Why the landscaping at Buddy Holly Hall looks like that
Since its completion in fall 2020, the tall, grassy landscaping at Buddy Holly Hall of Performing Arts and Sciences has drawn a few critics for its prairie-like aesthetic. Some, including a few local radio stations, have evoked the city’s tall weeds ordinance in criticizing the landscaping.
With the landscaping often mistaken for overgrown weeds, the leaders of the project want it known that this appearance was very much intentional.
“Really, this landscape was a really unique opportunity, because the vision for the Buddy Holly Hall was that it was going to celebrate everything about who we are as Texans on the High Plains,” said Chad Davis, the landscape architect who led the project outside what’s become one of Lubbock’s most prominent buildings.
Davis said the hall had hoped to represent the communities in which it receives its greatest supporters.
Made up of more than 11,000 plants, seeded wildflowers and grasses, the landscaping consists of only plants that are native to the High Plains, Trans-Pecos and Rolling Plains, Davis said.
“Culturally, we really wanted to celebrate who we were,” Davis said. “We felt like this celebrated the landscapes where visitors would be coming from.”
Additionally, a product of the xeriscaping concept — the name coined for the form of landscaping that reduces natural resources — Davis noted that it was intentional to use hardy, drought-tolerant plants, because they save on irrigation and can better withstand Lubbock’s unpredictable climate.

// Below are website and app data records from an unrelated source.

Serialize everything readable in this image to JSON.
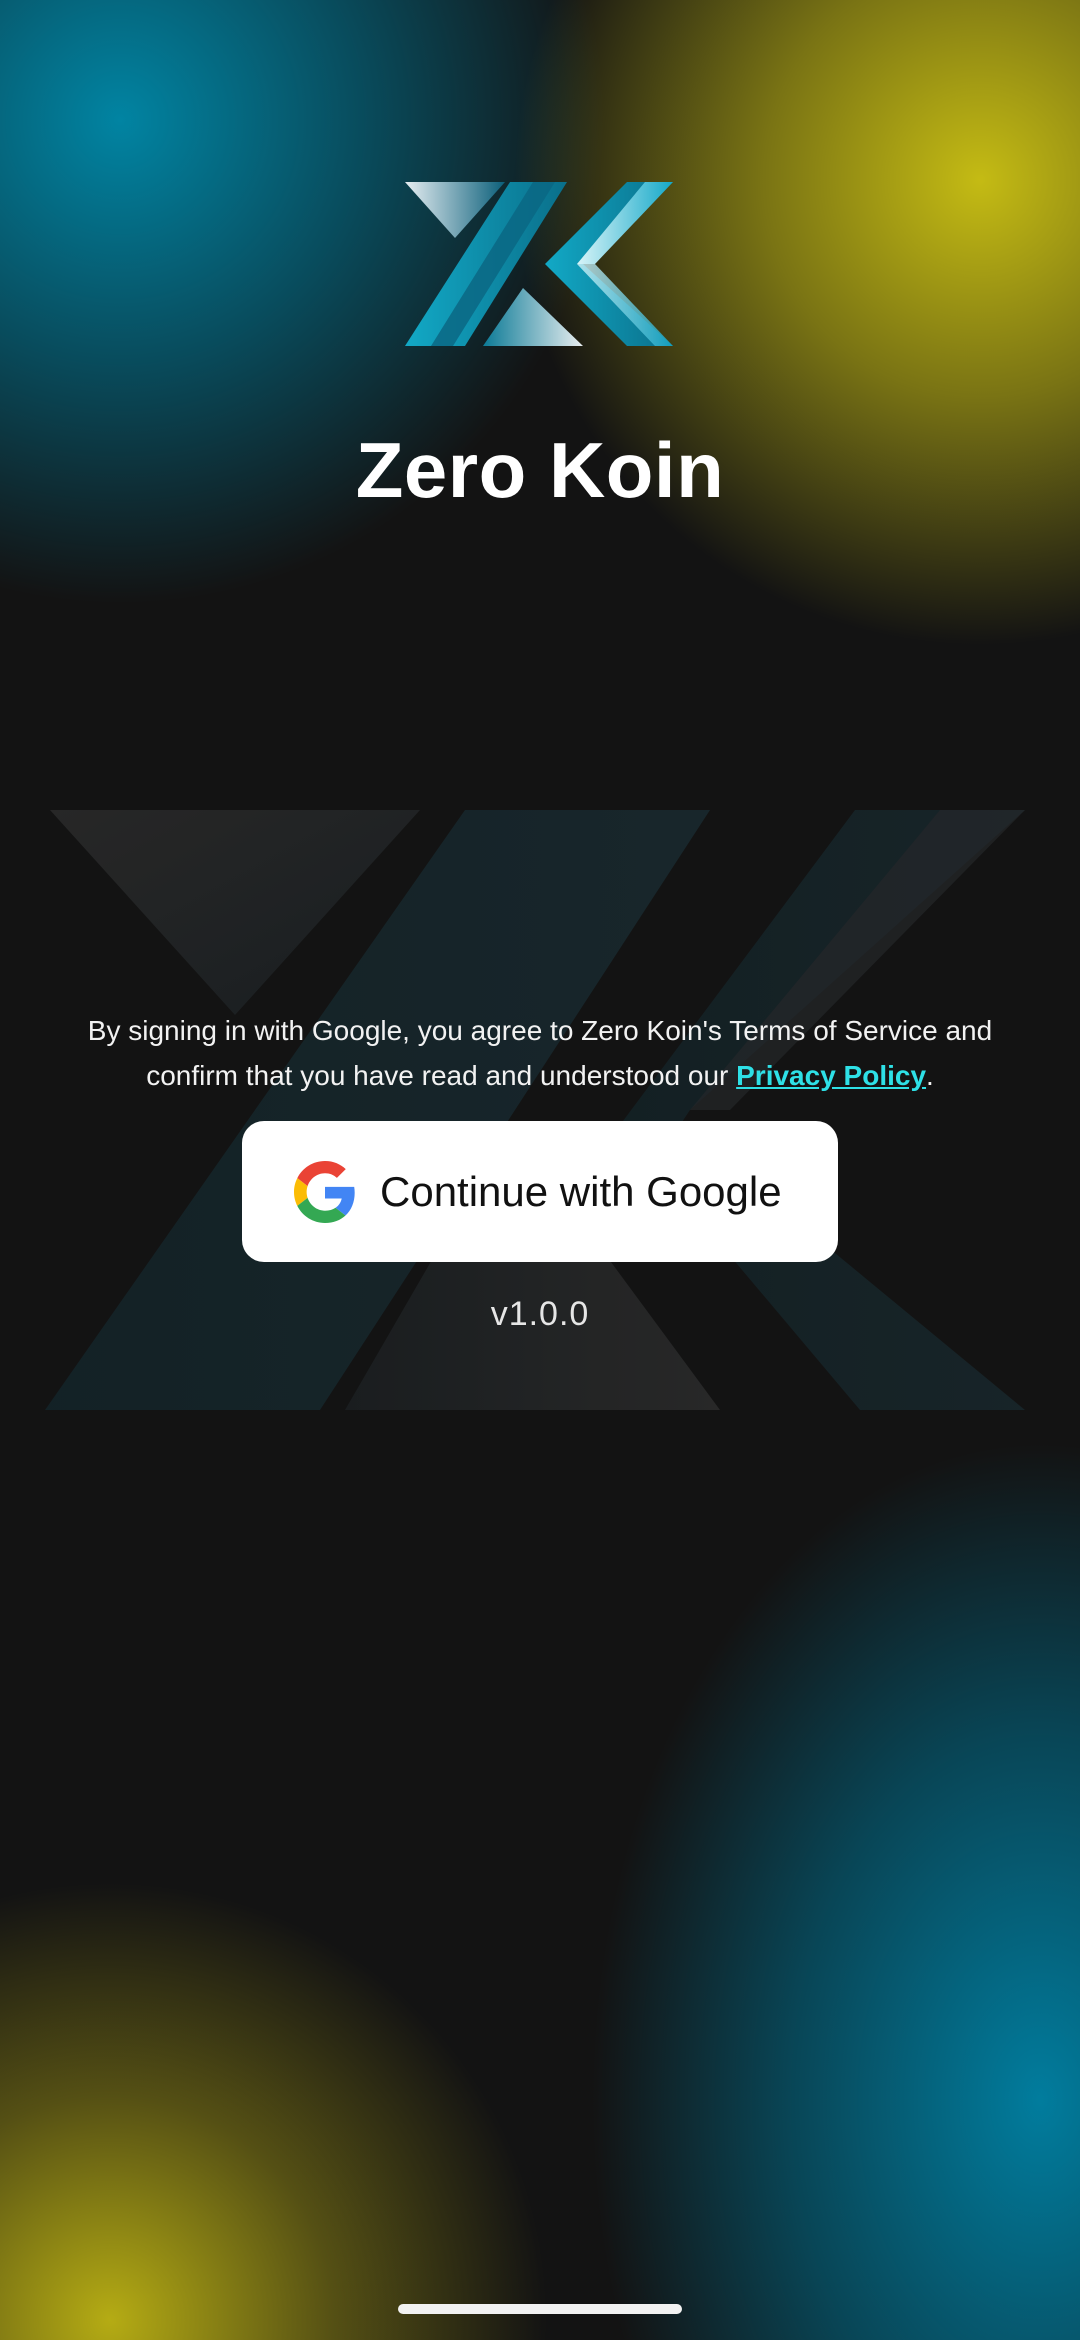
{
  "app": {
    "name": "Zero Koin"
  },
  "consent": {
    "prefix": "By signing in with Google, you agree to Zero Koin's Terms of Service and confirm that you have read and understood our ",
    "link_label": "Privacy Policy",
    "suffix": "."
  },
  "google_button": {
    "label": "Continue with Google",
    "icon": "google-g-icon"
  },
  "version": "v1.0.0",
  "colors": {
    "accent_link": "#2ee0e6",
    "teal": "#0a8aa8",
    "yellow": "#c8be18",
    "background": "#131313"
  },
  "icons": {
    "logo": "zero-koin-logo",
    "watermark": "zero-koin-watermark"
  }
}
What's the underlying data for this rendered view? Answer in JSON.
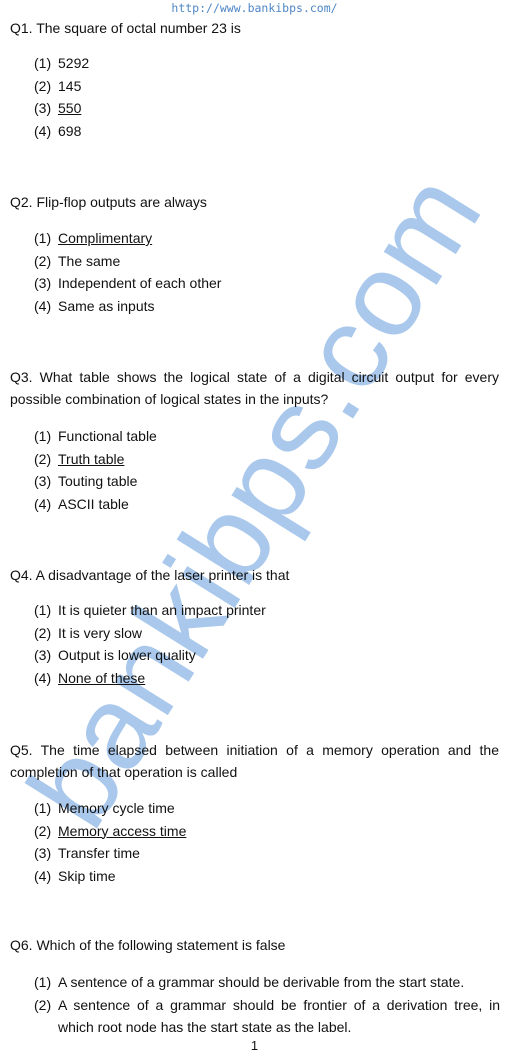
{
  "header": {
    "url": "http://www.bankibps.com/"
  },
  "watermark": {
    "text": "bankibps.com",
    "color": "#a9c8ec"
  },
  "questions": [
    {
      "label": "Q1. The square of octal number 23 is",
      "options": [
        {
          "num": "(1)",
          "text": "5292",
          "answer": false
        },
        {
          "num": "(2)",
          "text": "145",
          "answer": false
        },
        {
          "num": "(3)",
          "text": "550",
          "answer": true
        },
        {
          "num": "(4)",
          "text": "698",
          "answer": false
        }
      ]
    },
    {
      "label": "Q2. Flip-flop outputs are always",
      "options": [
        {
          "num": "(1)",
          "text": "Complimentary",
          "answer": true
        },
        {
          "num": "(2)",
          "text": "The same",
          "answer": false
        },
        {
          "num": "(3)",
          "text": "Independent of each other",
          "answer": false
        },
        {
          "num": "(4)",
          "text": "Same as inputs",
          "answer": false
        }
      ]
    },
    {
      "label": "Q3.  What table shows the logical state of a digital circuit output for every possible combination of logical states in the inputs?",
      "options": [
        {
          "num": "(1)",
          "text": "Functional table",
          "answer": false
        },
        {
          "num": "(2)",
          "text": "Truth table",
          "answer": true
        },
        {
          "num": "(3)",
          "text": "Touting table",
          "answer": false
        },
        {
          "num": "(4)",
          "text": "ASCII table",
          "answer": false
        }
      ]
    },
    {
      "label": "Q4. A disadvantage of the laser printer is that",
      "options": [
        {
          "num": "(1)",
          "text": "It is quieter than an impact printer",
          "answer": false
        },
        {
          "num": "(2)",
          "text": "It is very slow",
          "answer": false
        },
        {
          "num": "(3)",
          "text": "Output is lower quality",
          "answer": false
        },
        {
          "num": "(4)",
          "text": "None of these",
          "answer": true
        }
      ]
    },
    {
      "label": "Q5. The time elapsed between initiation of a memory operation and the completion of that operation is called",
      "options": [
        {
          "num": "(1)",
          "text": "Memory cycle time",
          "answer": false
        },
        {
          "num": "(2)",
          "text": "Memory access time",
          "answer": true
        },
        {
          "num": "(3)",
          "text": "Transfer time",
          "answer": false
        },
        {
          "num": "(4)",
          "text": "Skip time",
          "answer": false
        }
      ]
    },
    {
      "label": "Q6. Which of the following statement is false",
      "options": [
        {
          "num": "(1)",
          "text": "A sentence of a grammar should be derivable from the start state.",
          "answer": false
        },
        {
          "num": "(2)",
          "text": "A sentence of a grammar should be frontier of a derivation tree, in which root node has the start state as the label.",
          "answer": false
        }
      ]
    }
  ],
  "footer": {
    "page_number": "1"
  }
}
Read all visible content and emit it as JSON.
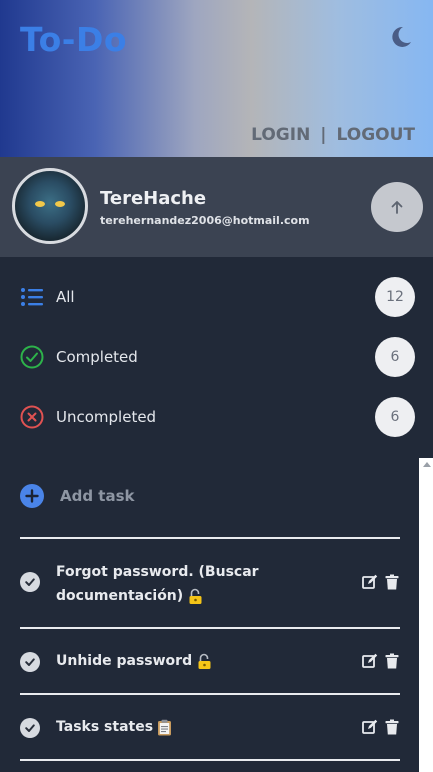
{
  "header": {
    "title": "To-Do",
    "login_label": "LOGIN",
    "separator": "|",
    "logout_label": "LOGOUT"
  },
  "profile": {
    "name": "TereHache",
    "email": "terehernandez2006@hotmail.com"
  },
  "filters": [
    {
      "label": "All",
      "count": "12"
    },
    {
      "label": "Completed",
      "count": "6"
    },
    {
      "label": "Uncompleted",
      "count": "6"
    }
  ],
  "add_task": {
    "label": "Add task"
  },
  "tasks": [
    {
      "line1": "Forgot password. (Buscar",
      "line2": "documentación)",
      "emoji": "lock-key-icon"
    },
    {
      "line1": "Unhide password",
      "emoji": "lock-key-icon"
    },
    {
      "line1": "Tasks states",
      "emoji": "clipboard-icon"
    }
  ],
  "colors": {
    "accent": "#3b7fe6",
    "completed": "#2db34a",
    "uncompleted": "#e05252",
    "panel": "#212938",
    "profile": "#3b4352"
  }
}
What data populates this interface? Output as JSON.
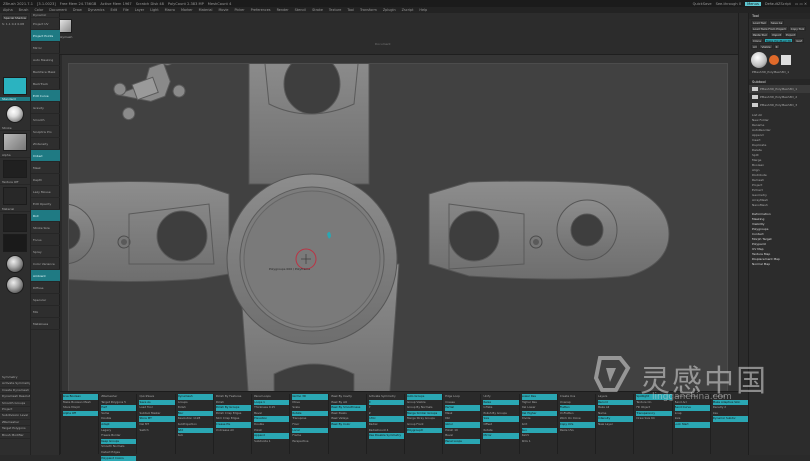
{
  "titlebar": {
    "app": "ZBrush 2021.7.1",
    "version_info": "[3.1.0023]",
    "items": [
      "Free Mem 24.756GB",
      "Active Mem 1967",
      "Scratch Disk 48",
      "PolyCount 2.383 MP",
      "MeshCount 4"
    ],
    "quicksave": "QuickSave",
    "see_through": "See-through 0",
    "menus_btn": "Menus",
    "script_label": "DefaultZScript"
  },
  "menubar": {
    "items": [
      "Alpha",
      "Brush",
      "Color",
      "Document",
      "Draw",
      "Dynamics",
      "Edit",
      "File",
      "Layer",
      "Light",
      "Macro",
      "Marker",
      "Material",
      "Movie",
      "Picker",
      "Preferences",
      "Render",
      "Stencil",
      "Stroke",
      "Texture",
      "Tool",
      "Transform",
      "Zplugin",
      "Zscript",
      "Help"
    ]
  },
  "topshelf": {
    "polymesh_label": "Polymesh",
    "document_label": "Document"
  },
  "leftpanel": {
    "col1": {
      "header": [
        "Special Shadow",
        "Lightbox"
      ],
      "size_label": "S: 1.1 0.2 0.08",
      "rows": [
        "Standard",
        "Dynamic",
        "Stroke",
        "Alpha",
        "Texture Off",
        "Material",
        "Color",
        "Mrgb",
        "Rgb",
        "M",
        "Zadd",
        "Zsub",
        "Zcut",
        "Focal Shift",
        "Draw Size",
        "Z Intensity",
        "Rgb Intensity"
      ],
      "labels_bottom": [
        "Symmetry",
        "Activate Symmetry",
        "Create Dynamesh",
        "Dynamesh Resolution",
        "Smooth Groups",
        "Project",
        "Subdivision Level",
        "ZRemesher",
        "Target Polygons",
        "Brush Modifier"
      ]
    },
    "col2": {
      "header": "Dynamic",
      "rows": [
        "Project UV",
        "Project Points",
        "Mirror",
        "Auto Masking",
        "Backface Mask",
        "BackTrack",
        "Edit Curve",
        "Gravity",
        "Smooth",
        "Sculptris Pro",
        "ZIntensity",
        "Imbed",
        "Mask",
        "Depth",
        "Lazy Mouse",
        "Edit Opacity",
        "Roll",
        "Stroke Size",
        "Focus",
        "Spray",
        "Color Variance",
        "Ambient",
        "Diffuse",
        "Specular",
        "Mix",
        "Metalness"
      ]
    }
  },
  "canvas": {
    "center_label": "Polygroups 000 / Polyframe",
    "doc_top_label": "Document"
  },
  "rightpanel": {
    "title": "Tool",
    "buttons": [
      "Load Tool",
      "Save As",
      "Load Tools From Project",
      "Copy Tool",
      "Paste Tool",
      "Import",
      "Export",
      "Clone",
      "Make PolyMesh3D",
      "GoZ",
      "All",
      "Visible",
      "R"
    ],
    "tool_name": "PMesh3D_PolyMesh3D_1",
    "subtool_title": "Subtool",
    "subtools": [
      "PMesh3D_PolyMesh3D_1",
      "PMesh3D_PolyMesh3D_2",
      "PMesh3D_PolyMesh3D_3"
    ],
    "sections": [
      "List All",
      "New Folder",
      "Rename",
      "AutoReorder",
      "Append",
      "Insert",
      "Duplicate",
      "Delete",
      "Split",
      "Merge",
      "Boolean",
      "Align",
      "Distribute",
      "Remesh",
      "Project",
      "Extract",
      "Geometry",
      "ArrayMesh",
      "NanoMesh"
    ],
    "bottom_items": [
      "Deformation",
      "Masking",
      "Visibility",
      "Polygroups",
      "Contact",
      "Morph Target",
      "Polypaint",
      "UV Map",
      "Texture Map",
      "Displacement Map",
      "Normal Map"
    ]
  },
  "bottom": {
    "groups": [
      {
        "title": "Live Boolean",
        "rows": [
          "Live Boolean",
          "Make Boolean Mesh",
          "Store Morph",
          "Alpha Off"
        ]
      },
      {
        "title": "ZRemesher",
        "rows": [
          "ZRemesher",
          "Target Polygons 5",
          "Half",
          "Same",
          "Double",
          "Adapt",
          "Legacy",
          "Freeze Border",
          "Keep Groups",
          "Smooth Normals",
          "Detect Edges",
          "Polypaint Colors"
        ]
      },
      {
        "title": "QuickSave",
        "rows": [
          "QuickSave",
          "Save As",
          "Load Tool",
          "Subtool Master",
          "Store MT",
          "Del MT",
          "Switch"
        ]
      },
      {
        "title": "Dynamesh",
        "rows": [
          "Dynamesh",
          "Groups",
          "Polish",
          "Blur",
          "Resolution 1128",
          "SubProjection",
          "Add",
          "Sub"
        ]
      },
      {
        "title": "Polish",
        "rows": [
          "Polish By Features",
          "Polish",
          "Polish By Groups",
          "Polish Crisp Edges",
          "Slim Crisp Edges",
          "Crease PG",
          "UnCrease All"
        ]
      },
      {
        "title": "Panel Loops",
        "rows": [
          "Panel Loops",
          "Loops 1",
          "Thickness 0.15",
          "Bevel",
          "Elevation",
          "Double",
          "Polish",
          "Append",
          "Subdivide 1"
        ]
      },
      {
        "title": "Gizmo",
        "rows": [
          "Gizmo 3D",
          "Move",
          "Scale",
          "Rotate",
          "Transpose",
          "Floor",
          "Local",
          "Frame",
          "Perspective"
        ]
      },
      {
        "title": "Mask",
        "rows": [
          "Mask By Cavity",
          "Mask By AO",
          "Mask By Smoothness",
          "Mask Peaks",
          "Mask Valleys",
          "Mask By Color"
        ]
      },
      {
        "title": "Symmetry",
        "rows": [
          "Activate Symmetry",
          "X",
          "Y",
          "Z",
          ">M<",
          "Radial",
          "RadialCount 4",
          "Use Posable Symmetry"
        ]
      },
      {
        "title": "Polygroups",
        "rows": [
          "Auto Groups",
          "Group Visible",
          "Group By Normals",
          "Merge Similar Groups",
          "Merge Stray Groups",
          "Group Front",
          "Polygroupit"
        ]
      },
      {
        "title": "Edge Loop",
        "rows": [
          "Edge Loop",
          "Crease",
          "Partial",
          "Mask",
          "Dbl",
          "Gblur",
          "Polish 10",
          "Bevel",
          "Panel Loops"
        ]
      },
      {
        "title": "Deformation",
        "rows": [
          "Unify",
          "Relax",
          "Inflate",
          "Polish By Groups",
          "Size",
          "Offset",
          "Rotate",
          "Mirror"
        ]
      },
      {
        "title": "Geometry",
        "rows": [
          "Lower Res",
          "Higher Res",
          "Del Lower",
          "Del Higher",
          "Divide",
          "Smt",
          "Suv",
          "ReUV",
          "SDiv 1"
        ]
      },
      {
        "title": "UV Master",
        "rows": [
          "Create Uvs",
          "Unwrap",
          "Flatten",
          "UnFlatten",
          "Work On Clone",
          "Copy UVs",
          "Paste UVs"
        ]
      },
      {
        "title": "Layers",
        "rows": [
          "Layers",
          "Record",
          "Bake All",
          "Name",
          "Intensity",
          "New Layer"
        ]
      },
      {
        "title": "Spotlight",
        "rows": [
          "Spotlight",
          "Texture On",
          "Fill Object",
          "Transparency",
          "Draw Size 64"
        ]
      },
      {
        "title": "Curve",
        "rows": [
          "Curve Functions",
          "Bend Arc",
          "Bend Curve",
          "Snap",
          "Size",
          "Lock Start"
        ]
      },
      {
        "title": "Topology",
        "rows": [
          "Topology",
          "Make Adaptive Skin",
          "Density 2",
          "Ires",
          "Dynamic Subdiv"
        ]
      }
    ]
  },
  "watermark": {
    "cn": "灵感中国",
    "url": "lingganchina.com"
  }
}
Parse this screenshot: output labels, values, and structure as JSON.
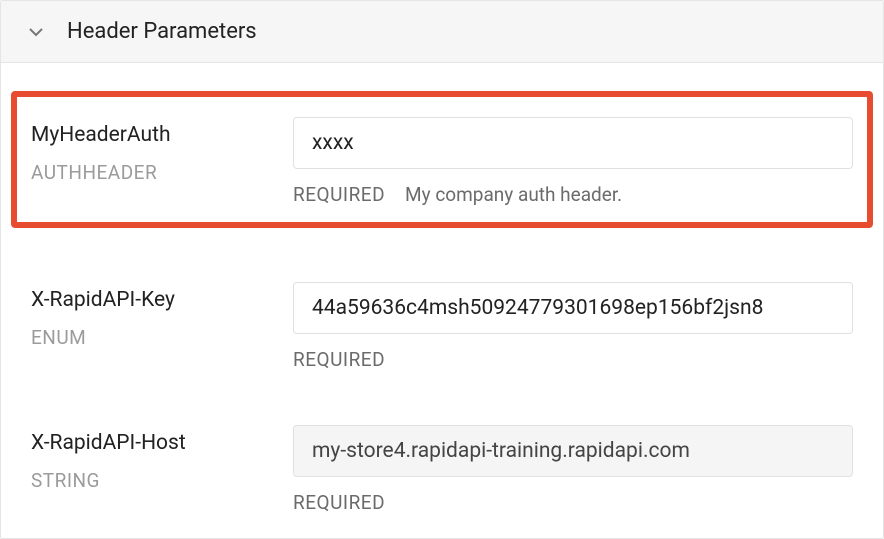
{
  "section": {
    "title": "Header Parameters"
  },
  "params": [
    {
      "name": "MyHeaderAuth",
      "type": "AUTHHEADER",
      "value": "xxxx",
      "required_label": "REQUIRED",
      "description": "My company auth header.",
      "readonly": false,
      "highlighted": true
    },
    {
      "name": "X-RapidAPI-Key",
      "type": "ENUM",
      "value": "44a59636c4msh50924779301698ep156bf2jsn8",
      "required_label": "REQUIRED",
      "description": "",
      "readonly": false,
      "highlighted": false
    },
    {
      "name": "X-RapidAPI-Host",
      "type": "STRING",
      "value": "my-store4.rapidapi-training.rapidapi.com",
      "required_label": "REQUIRED",
      "description": "",
      "readonly": true,
      "highlighted": false
    }
  ]
}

During the harsh winter storm in February 2021, Davis said the hall only lost about 5% of its plants when others with non-native plants lost between 50% and 80% of their landscaping.
“We were nervous, but the beauty of our natives is that the natives can withstand the highs up to 105 and withstand lows to minus-5 for several days at a time,” Davis noted.
“Not to mention, right in the middle of an asphalt jungle, we’re already seeing songbirds populate the site; migrating hummingbirds are visiting; bees are there; and the butterflies are there on their migration,” he added.
Texas Tech Greenhouse and Horticulture Garden Manager Vikram Baliga — known on social media as the Plant Prof — said there’s a “certain charm” to the landscaping at Buddy Holly Hall.
“I think their hearts were in the right place,” Baliga said. “(When implementing xeriscaping), there’s got to be the balance of using native plants, but using them in a way that people want to look at them — and it’s especially challenging in such a high-profile place. “
While he doesn’t criticize it in the same way that some Lubbock residents have, he said he personally would’ve created a really dense, lush landscape that incorporated more trees, such as desert willows and crepe myrtles.
Plus, xeriscaping takes time to establish, he said, so it’s important to recognize that it’s not yet in its final phase.
“I see what they’re going for, and I think long-term, it’ll turn into a really nice landscape,” Baliga said.